Another important element of Zombie Formalism is what I like to think of as a simulacrum of originality. Looking back at art history, aesthetic importance is measured by novelty, by the artist doing something that had never been done before. In our Postmodernist age, “real” originality can be found only in the past, so we have today only its echo. Still, the idea of the unique remains a premiere virtue. Thus, Zombie Formalism gives us a series of artificial milestones, such as the first-ever painting made with the electroplating process (Kassay), and the first-ever painting done using paint applied in a fire extinguisher (Smith).
Personally I love Jackson Pollock’s paintings, but the “rain” paintings do nothing for me and I see nothing in them but paint splatters.

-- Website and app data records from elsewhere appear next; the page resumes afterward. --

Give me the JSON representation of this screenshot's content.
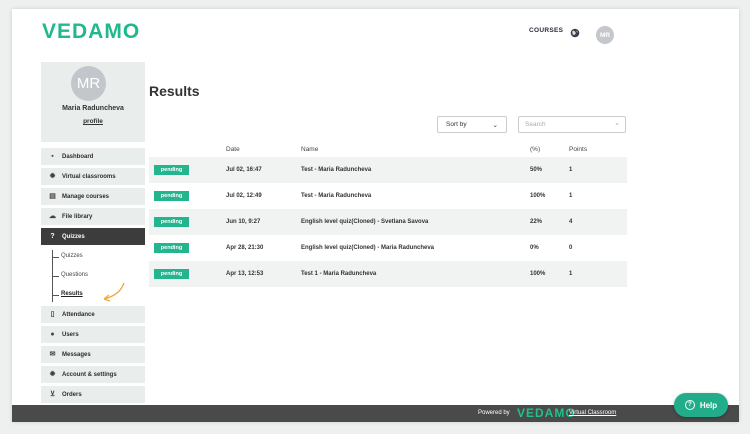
{
  "brand": {
    "logo": "VEDAMO",
    "accent": "#20b88c"
  },
  "topbar": {
    "courses": "COURSES",
    "avatar_initials": "MR",
    "globe_icon": "globe-icon"
  },
  "profile": {
    "initials": "MR",
    "name": "Maria Raduncheva",
    "link": "profile"
  },
  "sidebar": {
    "items_top": [
      {
        "label": "Dashboard",
        "icon": "grid-icon"
      },
      {
        "label": "Virtual classrooms",
        "icon": "gear-icon"
      },
      {
        "label": "Manage courses",
        "icon": "book-icon"
      },
      {
        "label": "File library",
        "icon": "cloud-icon"
      },
      {
        "label": "Quizzes",
        "icon": "question-icon"
      }
    ],
    "quiz_sub": [
      "Quizzes",
      "Questions",
      "Results"
    ],
    "items_bottom": [
      {
        "label": "Attendance",
        "icon": "document-icon"
      },
      {
        "label": "Users",
        "icon": "users-icon"
      },
      {
        "label": "Messages",
        "icon": "envelope-icon"
      },
      {
        "label": "Account & settings",
        "icon": "gear-icon"
      },
      {
        "label": "Orders",
        "icon": "cart-icon"
      }
    ]
  },
  "main": {
    "title": "Results",
    "sort_label": "Sort by",
    "search_placeholder": "Search",
    "columns": {
      "date": "Date",
      "name": "Name",
      "percent": "(%)",
      "points": "Points"
    },
    "rows": [
      {
        "status": "pending",
        "date": "Jul 02, 16:47",
        "name": "Test - Maria Raduncheva",
        "percent": "50%",
        "points": "1"
      },
      {
        "status": "pending",
        "date": "Jul 02, 12:49",
        "name": "Test - Maria Raduncheva",
        "percent": "100%",
        "points": "1"
      },
      {
        "status": "pending",
        "date": "Jun 10, 9:27",
        "name": "English level quiz(Cloned) - Svetlana Savova",
        "percent": "22%",
        "points": "4"
      },
      {
        "status": "pending",
        "date": "Apr 28, 21:30",
        "name": "English level quiz(Cloned) - Maria Raduncheva",
        "percent": "0%",
        "points": "0"
      },
      {
        "status": "pending",
        "date": "Apr 13, 12:53",
        "name": "Test 1 - Maria Raduncheva",
        "percent": "100%",
        "points": "1"
      }
    ]
  },
  "footer": {
    "powered": "Powered by",
    "logo": "VEDAMO",
    "link": "Virtual Classroom"
  },
  "help": {
    "label": "Help"
  }
}
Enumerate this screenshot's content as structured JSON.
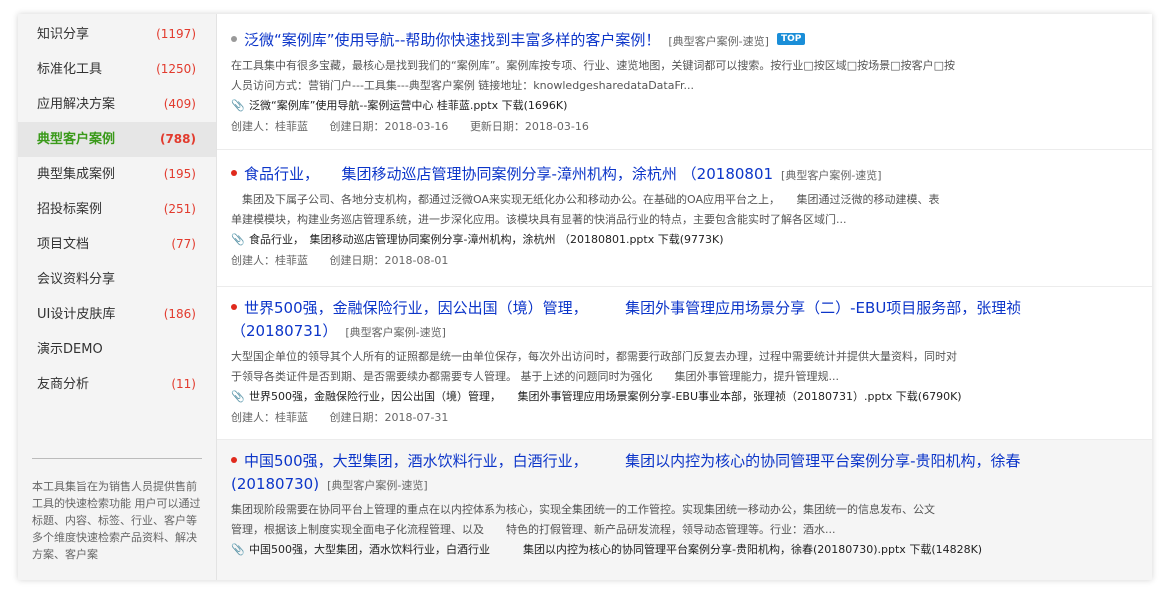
{
  "sidebar": {
    "items": [
      {
        "label": "知识分享",
        "count": "(1197)"
      },
      {
        "label": "标准化工具",
        "count": "(1250)"
      },
      {
        "label": "应用解决方案",
        "count": "(409)"
      },
      {
        "label": "典型客户案例",
        "count": "(788)"
      },
      {
        "label": "典型集成案例",
        "count": "(195)"
      },
      {
        "label": "招投标案例",
        "count": "(251)"
      },
      {
        "label": "项目文档",
        "count": "(77)"
      },
      {
        "label": "会议资料分享",
        "count": ""
      },
      {
        "label": "UI设计皮肤库",
        "count": "(186)"
      },
      {
        "label": "演示DEMO",
        "count": ""
      },
      {
        "label": "友商分析",
        "count": "(11)"
      }
    ],
    "active_index": 3,
    "description": "本工具集旨在为销售人员提供售前工具的快速检索功能 用户可以通过标题、内容、标签、行业、客户等多个维度快速检索产品资料、解决方案、客户案"
  },
  "results": [
    {
      "title": "泛微“案例库”使用导航--帮助你快速找到丰富多样的客户案例！",
      "tag": "[典型客户案例-速览]",
      "badge": "TOP",
      "summary_1": "在工具集中有很多宝藏，最核心是找到我们的“案例库”。案例库按专项、行业、速览地图，关键词都可以搜索。按行业□按区域□按场景□按客户□按",
      "summary_2": "人员访问方式：营销门户---工具集---典型客户案例 链接地址：knowledgesharedataDataFr...",
      "attachment": "泛微“案例库”使用导航--案例运营中心 桂菲蓝.pptx 下载(1696K)",
      "creator": "创建人：桂菲蓝",
      "created": "创建日期：2018-03-16",
      "updated": "更新日期：2018-03-16"
    },
    {
      "title": "食品行业，　　集团移动巡店管理协同案例分享-漳州机构，涂杭州 （20180801",
      "tag": "[典型客户案例-速览]",
      "summary_1": "　集团及下属子公司、各地分支机构，都通过泛微OA来实现无纸化办公和移动办公。在基础的OA应用平台之上，　　集团通过泛微的移动建模、表",
      "summary_2": "单建模模块，构建业务巡店管理系统，进一步深化应用。该模块具有显著的快消品行业的特点，主要包含能实时了解各区域门...",
      "attachment": "食品行业，　集团移动巡店管理协同案例分享-漳州机构，涂杭州 （20180801.pptx 下载(9773K)",
      "creator": "创建人：桂菲蓝",
      "created": "创建日期：2018-08-01"
    },
    {
      "title": "世界500强，金融保险行业，因公出国（境）管理，　　　集团外事管理应用场景分享（二）-EBU项目服务部，张理祯",
      "title_2": "（20180731）",
      "tag": "[典型客户案例-速览]",
      "summary_1": "大型国企单位的领导其个人所有的证照都是统一由单位保存，每次外出访问时，都需要行政部门反复去办理，过程中需要统计并提供大量资料，同时对",
      "summary_2": "于领导各类证件是否到期、是否需要续办都需要专人管理。 基于上述的问题同时为强化　　集团外事管理能力，提升管理规...",
      "attachment": "世界500强，金融保险行业，因公出国（境）管理，　　集团外事管理应用场景案例分享-EBU事业本部，张理祯（20180731）.pptx 下载(6790K)",
      "creator": "创建人：桂菲蓝",
      "created": "创建日期：2018-07-31"
    },
    {
      "title": "中国500强，大型集团，酒水饮料行业，白酒行业，　　　集团以内控为核心的协同管理平台案例分享-贵阳机构，徐春",
      "title_2": "(20180730)",
      "tag": "[典型客户案例-速览]",
      "summary_1": "集团现阶段需要在协同平台上管理的重点在以内控体系为核心，实现全集团统一的工作管控。实现集团统一移动办公，集团统一的信息发布、公文",
      "summary_2": "管理，根据该上制度实现全面电子化流程管理、以及　　特色的打假管理、新产品研发流程，领导动态管理等。行业：酒水...",
      "attachment": "中国500强，大型集团，酒水饮料行业，白酒行业　　　集团以内控为核心的协同管理平台案例分享-贵阳机构，徐春(20180730).pptx 下载(14828K)"
    }
  ],
  "icons": {
    "attachment": "paperclip-icon",
    "bullet": "bullet-dot-icon"
  },
  "colors": {
    "link": "#0c35c9",
    "count": "#e23b2e",
    "active": "#3a9a1a",
    "badge": "#1a8ed8"
  }
}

But that’s OK. I would buy it if it was less expensive and I liked it!
I used to think that good art had to stand for or be about some idea, and I still think that is true, but there are lovely paintings that don’t seem to mean anything. Like, at the moment, I’m very partial to brightly colored abstracts that may very well mean nothing. But I don’t need to see paint applied with a fire extinguisher. Or a Q-tip. Or a dog’s paws. I think what bothers me the most about zombie formalism and other “empty” art is that people are making so much money from it and it’s so bad. There is so much bad art in the world, and some of it is hugely sought after by people with lots of money.
I hope people will discover Fine Art South and leave their collecting woes behind. Let it be fun! Buy some art you actually like!